My last scar story isn't too wild, but I have a tiny, tiny scar on my arm. It's from when I was in the hospital senior year -- as a result of a PICC line (peripherally inserted central catheter). Basically, it goes from your arm to your heart to give you nutrients, medications, and take blood from. I got it in the ICU at Massachusetts General Hospital -- it was one of the lowest parts of my life for sure, and I was very weak. But I love that scar, it's right in the middle of my bicep, so I see it and think how strong I've become since I got it.
Scars teach lessons -- be proud of your life marks. If you're ever worried about showing your scars, take a lesson from my dad:
"I needed surgery to fix a shoulder that dislocated four times in two years. Before I went “out”, my doctor told me he’d try to keep the scar small. Under the anesthesia, I told him, “for all the pain I’ve endured, make it big, I want a good story to tell”. So I have a 6 inch long, half inch wide scar on my right shoulder."
Summer has officially begun!
Welcome to June on Odyssey! Our creators have a fresh batch of articles to inspire you as you take a break from campus life. Here are the top three response articles of last week:
“Astrology is a language. If you understand this language, the sky speaks to you.” — Dane Rudhyar
This is a response to One Good Reason Why Astrology Isn't A Total Waste of Your Time.
“You’re a woman who lived eight lives at once,” said Elliot to Paris. During the 1960s and ’70s, Elliot Mintz was a popular TV host who interviewed more than 2,000 people. How did he cross paths with Paris? What advice does this memoir carry within its pages?
This is a response to 3 New Releases To Add To Your 2021 Reading List.
K-12 Schools Don’t Teach their Students Everything they Need for the Real World.
This is a response to Schools Should Require Students To Take Cooking Classes.
Congratulations to all the writers! We'll continue to spotlight top response articles every week on our homepage and in our Overheard on Odyssey newsletter. Click here to subscribe!
Want to get paid to write for us this summer? Join our summer writing program! Your work will be shared across Odyssey's website, newsletter, and social media platforms. Plus, you'll be compensated by HQ at $10/response for your first 10 articles.
To sign up, write to email@example.com. We're excited to hear from you!
Why it is okay to not be in a relationship when you are 19
I think that as a 19 year old girl that is in college, we often get caught up in the idea of being in a relationship.

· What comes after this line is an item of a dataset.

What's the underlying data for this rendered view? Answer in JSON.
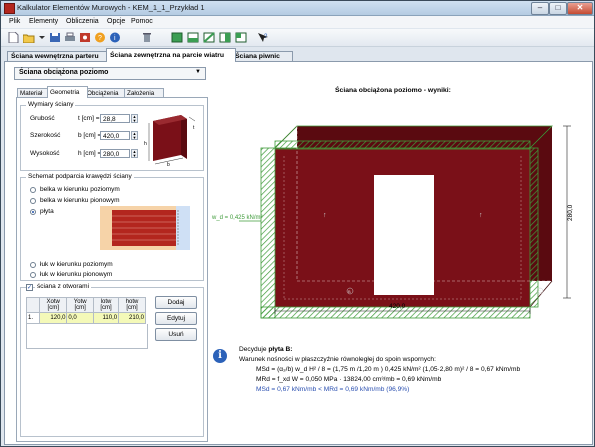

I mean, it is hard not to.
In today's society, we are surrounded by relationships, good or bad, and we tend to get caught up in the idea of the "perfect relationship". When in reality, I do not think that is actually something that exists at this age.
At this age, we have SO many other things that we could focus on. Things like school, family, friends, dogs, or even ourselves.
Everyone deserves the right to focus on themselves. Sometimes we need to focus on ourselves, in order to better ourselves. I think that if we are not the best version of ourselves alone, how could we be the best version of ourselves in a relationship. Yes there is that saying about something about pushing each other to be the best versions of yourself in a relationship, blah blah blah. But if you can not be the best version of you alone, what is going to happen when (if) that "perfect relationship" does not work out?
In my life, I have been blessed with a good family and a good group of friends, that have made me realize that I do not need a boyfriend in my life to be genuinely happy. I truly hope every girl can feel that way because, if they can not, I can not imagine how much they may suffer, or how much stress or anxiety they feel due to the need of being in a relationship.
Yes, being in a relationship is fun, but yes every relationship has it's own personal struggles.
I think it is important as girls in today's society to realize that we can be our person and be okay.
Songs About Being 17
Grey's Anatomy Quotes
4 Leaf Clover
1. Brittany Morgan,National Writer's Society
2. Radhi,SUNY Stony Brook
3. Kristen Haddox, Penn State University
4. Jennifer Kustanovich, SUNY Stony Brook
5. Clare Regelbrugge, University of Illinois Urbana-Champaign